Give yourself one hit if you run a service company *
Otherwise, you've struck out

5. Industry
Ten years ago business services was the hot field, constituting 21% of all Inc. 500 companies. This year computer-related businesses represent 36% of the winners--that's almost double the percentage of computer-related businesses that appeared on the 1988 list. Telecommunications has also grown dramatically, going from 2% to 7% of the Inc. 500 in 10 years. Meanwhile, everything else has lost ground.

Give yourself two hits if you're in computers or telecommunications **
One hit if you're in business services *
Otherwise, you've struck out

6. Capital
Does a company's legal structure matter much? Apparently not. The split between S corporations and C corporations isn't too far apart (55% to 41%, respectively). What about the home office and all this talk about the virtual company? Not a key indicator. The split between winners that were started at home versus those that began in a real office is not far apart, about 54% to 46%. Also, the majority of founders started with at least one other partner, which should dampen any notion you have of the artful soloist.

What about capital? Despite the emphasis placed on financial resources, having money doesn't buy you a place in the starting lineup. Approximately one in every five Inc. 500 companies started with $5,000 or less in start-up capital. Not only that, but don't be fooled into thinking that taking on debt is a good way to make the big leagues. The majority of Inc. 500 company founders never borrowed a penny to start their company. If they needed capital, they tended to use their own savings. Once they were up and running, the majority raised additional capital by borrowing under a traditional bank line of credit. If you're just planning to use fancy financing from angels, venture capitalists, factoring experts, or Uncle Joe, you won't slug a homer here.

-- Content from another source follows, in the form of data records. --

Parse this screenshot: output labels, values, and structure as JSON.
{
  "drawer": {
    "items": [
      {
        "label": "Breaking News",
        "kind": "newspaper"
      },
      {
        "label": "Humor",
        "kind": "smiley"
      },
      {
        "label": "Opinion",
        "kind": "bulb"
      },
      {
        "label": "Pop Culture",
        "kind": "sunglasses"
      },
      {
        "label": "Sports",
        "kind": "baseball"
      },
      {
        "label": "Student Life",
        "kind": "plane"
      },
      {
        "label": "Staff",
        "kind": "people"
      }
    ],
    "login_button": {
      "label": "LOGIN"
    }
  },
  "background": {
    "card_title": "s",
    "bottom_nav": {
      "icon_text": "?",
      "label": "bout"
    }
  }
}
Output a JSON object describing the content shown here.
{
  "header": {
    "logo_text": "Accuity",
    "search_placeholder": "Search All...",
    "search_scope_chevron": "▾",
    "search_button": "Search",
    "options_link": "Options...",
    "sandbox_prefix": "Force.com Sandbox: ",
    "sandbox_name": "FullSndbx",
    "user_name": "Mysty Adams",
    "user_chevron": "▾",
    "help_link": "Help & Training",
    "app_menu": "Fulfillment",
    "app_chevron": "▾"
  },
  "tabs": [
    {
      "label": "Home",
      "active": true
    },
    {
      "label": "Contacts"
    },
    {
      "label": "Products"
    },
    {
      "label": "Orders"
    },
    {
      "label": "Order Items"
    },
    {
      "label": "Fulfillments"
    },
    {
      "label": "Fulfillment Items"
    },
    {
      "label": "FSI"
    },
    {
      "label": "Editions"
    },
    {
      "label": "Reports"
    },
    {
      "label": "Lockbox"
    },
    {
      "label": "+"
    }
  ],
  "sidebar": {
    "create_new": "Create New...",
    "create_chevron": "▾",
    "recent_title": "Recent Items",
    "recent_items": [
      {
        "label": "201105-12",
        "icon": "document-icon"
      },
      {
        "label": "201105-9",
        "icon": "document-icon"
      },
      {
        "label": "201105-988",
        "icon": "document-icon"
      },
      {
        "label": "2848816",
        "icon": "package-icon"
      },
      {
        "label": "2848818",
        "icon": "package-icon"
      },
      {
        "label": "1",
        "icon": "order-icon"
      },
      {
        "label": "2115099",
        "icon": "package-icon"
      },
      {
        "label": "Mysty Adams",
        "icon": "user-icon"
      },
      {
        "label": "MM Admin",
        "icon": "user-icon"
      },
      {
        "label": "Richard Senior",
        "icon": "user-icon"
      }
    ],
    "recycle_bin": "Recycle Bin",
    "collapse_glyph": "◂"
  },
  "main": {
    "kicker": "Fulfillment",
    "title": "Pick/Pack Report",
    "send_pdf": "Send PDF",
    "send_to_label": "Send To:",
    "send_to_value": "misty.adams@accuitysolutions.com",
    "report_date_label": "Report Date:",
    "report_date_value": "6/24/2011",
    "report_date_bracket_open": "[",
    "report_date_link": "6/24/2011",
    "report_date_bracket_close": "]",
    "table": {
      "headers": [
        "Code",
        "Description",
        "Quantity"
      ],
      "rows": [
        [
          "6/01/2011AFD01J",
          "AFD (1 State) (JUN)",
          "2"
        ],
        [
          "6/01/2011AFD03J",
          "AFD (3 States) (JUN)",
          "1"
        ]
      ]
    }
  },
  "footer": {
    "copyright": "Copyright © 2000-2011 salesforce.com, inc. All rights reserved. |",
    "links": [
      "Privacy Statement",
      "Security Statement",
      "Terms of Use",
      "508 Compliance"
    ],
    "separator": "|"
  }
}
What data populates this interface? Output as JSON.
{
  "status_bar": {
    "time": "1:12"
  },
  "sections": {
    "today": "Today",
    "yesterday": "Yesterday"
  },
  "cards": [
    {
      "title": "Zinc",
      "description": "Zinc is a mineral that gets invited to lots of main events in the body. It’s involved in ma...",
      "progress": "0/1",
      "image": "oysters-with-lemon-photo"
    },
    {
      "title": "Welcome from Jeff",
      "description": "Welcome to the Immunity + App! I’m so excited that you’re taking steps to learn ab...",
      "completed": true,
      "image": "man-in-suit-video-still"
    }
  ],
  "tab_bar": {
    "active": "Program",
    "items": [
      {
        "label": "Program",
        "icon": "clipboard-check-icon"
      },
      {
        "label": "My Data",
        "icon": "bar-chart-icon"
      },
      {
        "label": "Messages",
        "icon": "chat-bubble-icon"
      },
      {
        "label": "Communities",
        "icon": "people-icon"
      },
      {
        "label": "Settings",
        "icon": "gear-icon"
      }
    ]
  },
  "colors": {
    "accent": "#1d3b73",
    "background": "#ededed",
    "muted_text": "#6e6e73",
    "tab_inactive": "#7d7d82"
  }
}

Give yourself one hit if you have enough cash in the bank right now to meet your capital needs *
Otherwise, you've struck out

7. Advantage
The majority of Inc. 500 companies began with some kind of proprietary competitive advantage, such as a founder's technology skills, some kind of process expertise, or the rights to the intellectual property embedded in a product or a service. Only a third have chosen to compete on generic capabilities like customer service or low prices.

Give yourself two hits if you control valuable intellectual property **
One hit if you really know more about your field than anyone else around *
Otherwise, you've struck out

8. Revenues
Now let's turn to revenues. You can't make the Inc. 500 unless your company is growing fast. How fast? Well, over the past decade Inc. 500 winners have experienced, on average, a 15-fold increase in revenues during the five-year measurement period. That equates to a growth rate of about 75% every year for five years. So, how do they do it? How do the Inc. 500 sell their products and services? Despite all the fashionable talk about networking, alternative distribution channels, outsourcing, and contracting, most Inc. 500 companies sell the traditional way, with their own captive sales force. Not only that, but most compensate the sales staff with traditional base pay plus bonus or commissions. Nothing fancy here, just meat-and-potatoes selling.

Give yourself one hit if you're doing things the old-fashioned way and your revenue growth has always exceeded 25% annually *
Otherwise, you've struck out

Here's how to figure your batting average. You've had 34 at bats, so divide your total number of hits by 34. Any batting average above .300 is respectable, and above .350 is extraordinary. Remember, as in baseball, the celebrated heroes still strike out two out of every three times at the plate. See you at the ballpark.

Eric Kriss is the former CEO of MediVision Inc. and MediQual Inc., both Inc. 500 companies.

Published on: Oct 15, 1998